by CIO Staff

Group Mentoring Provides Strength in Numbers

Apr 22, 2010
IT Leadership

CIOs-in-training get advice, support through mentoring relationships in the Council’s Pathways leadership development program

Howard Rosen, Chartis

It’s also been helpful to me that the Pathways program staff worked to make sure the people in my group came from organizations other than my own. Even if they are in the same industry as I am, their lessons and advice for me are coming from an entirely different perspective than the one my co-workers and I share. Another benefit of this is that you can talk about specific obstacles you’re encountering with people who have no vested interest in the situation.

Michael Kohlman, Cook Group

My mentor groups have been big players in helping me gain those skills and figure out how to deal with the senior business leadership in my organization. I have received advice from my CIO mentors, but also from peers who are positioned a little higher up in their own organizations. Recently, my team was tackling the implementation of a project that was disrupting users and services, and I knew from that previous experience that a mandate from above to get this done wouldn’t be enough to bring the project to completion without significant pushback. When I brought this to my mentor group, I got some nice, concrete tips on how to lay the groundwork and make connections ahead of time to minimize resistance. This time, because my team laid out a plan to communicate with stakeholders and set expectations, we could successfully address the resistance.

Heather Hartman, Care New England Health System

Being in my specific mentor group was particularly helpful to me because my mentor also came from the healthcare industry. He was able to provide valuable outside-but-relevant perspective on some of the user and strategic needs I was addressing, which benefited my company in the solutions I suggested or provided. It was also great for me personally, because I only recently moved into health care from manufacturing, and my mentor was able to provide a lot of advice on the huge cultural differences.

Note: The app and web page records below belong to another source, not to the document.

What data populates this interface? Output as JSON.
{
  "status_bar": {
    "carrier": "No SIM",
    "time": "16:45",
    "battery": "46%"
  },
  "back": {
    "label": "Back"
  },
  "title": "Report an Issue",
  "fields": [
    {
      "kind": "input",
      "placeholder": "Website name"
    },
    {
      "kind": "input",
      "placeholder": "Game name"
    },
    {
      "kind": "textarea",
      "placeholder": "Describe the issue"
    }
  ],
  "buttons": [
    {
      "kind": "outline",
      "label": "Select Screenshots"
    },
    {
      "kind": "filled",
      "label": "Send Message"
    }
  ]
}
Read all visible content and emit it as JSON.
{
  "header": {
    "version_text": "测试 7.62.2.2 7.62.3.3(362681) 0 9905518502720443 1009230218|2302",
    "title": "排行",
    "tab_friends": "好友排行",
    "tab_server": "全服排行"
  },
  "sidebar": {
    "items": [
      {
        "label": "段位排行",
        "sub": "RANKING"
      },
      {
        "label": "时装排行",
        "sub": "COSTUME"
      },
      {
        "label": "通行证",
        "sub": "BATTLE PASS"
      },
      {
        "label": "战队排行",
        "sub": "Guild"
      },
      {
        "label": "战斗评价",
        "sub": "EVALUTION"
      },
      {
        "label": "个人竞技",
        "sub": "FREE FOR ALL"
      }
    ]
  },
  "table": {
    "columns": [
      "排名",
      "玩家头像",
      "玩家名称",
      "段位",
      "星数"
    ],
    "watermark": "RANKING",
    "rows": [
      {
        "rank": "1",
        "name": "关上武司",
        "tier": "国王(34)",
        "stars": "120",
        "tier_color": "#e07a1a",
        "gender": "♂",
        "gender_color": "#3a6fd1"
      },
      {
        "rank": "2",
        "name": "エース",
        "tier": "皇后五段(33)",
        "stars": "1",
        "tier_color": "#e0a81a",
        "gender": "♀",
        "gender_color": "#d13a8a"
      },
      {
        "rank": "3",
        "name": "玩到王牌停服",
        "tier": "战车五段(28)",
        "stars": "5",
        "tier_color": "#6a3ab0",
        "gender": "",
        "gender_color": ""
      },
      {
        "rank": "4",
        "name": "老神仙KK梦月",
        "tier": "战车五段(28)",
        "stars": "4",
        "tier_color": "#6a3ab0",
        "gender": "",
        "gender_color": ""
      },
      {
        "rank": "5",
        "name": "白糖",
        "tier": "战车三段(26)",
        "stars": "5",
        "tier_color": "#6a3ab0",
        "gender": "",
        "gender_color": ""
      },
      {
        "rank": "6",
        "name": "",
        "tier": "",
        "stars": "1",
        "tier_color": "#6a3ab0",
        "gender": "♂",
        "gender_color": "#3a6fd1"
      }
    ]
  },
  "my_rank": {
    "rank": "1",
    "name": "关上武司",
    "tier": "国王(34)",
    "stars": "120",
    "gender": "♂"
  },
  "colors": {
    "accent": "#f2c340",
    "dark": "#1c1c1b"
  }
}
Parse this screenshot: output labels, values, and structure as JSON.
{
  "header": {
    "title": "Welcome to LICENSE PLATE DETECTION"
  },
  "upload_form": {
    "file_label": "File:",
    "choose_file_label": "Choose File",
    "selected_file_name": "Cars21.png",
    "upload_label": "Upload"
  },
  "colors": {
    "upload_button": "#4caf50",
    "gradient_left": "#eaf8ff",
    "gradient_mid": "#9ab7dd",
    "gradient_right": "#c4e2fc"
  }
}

Because it is a group experience, though, every individual needs to bring something to the meetings in order for the group to get the most out of the program. I had a good, active group with lots of people speaking up. We really got to know each other through sharing experiences and problems. There is also a baseline level of trust fostering that open atmosphere when you start, because it’s assumed that we’re all there to learn and we want to be involved.

The CIO Executive Council is a global peer advisory service and professional association of hundreds of CIOs, founded by CIO’s publisher. To learn more, visit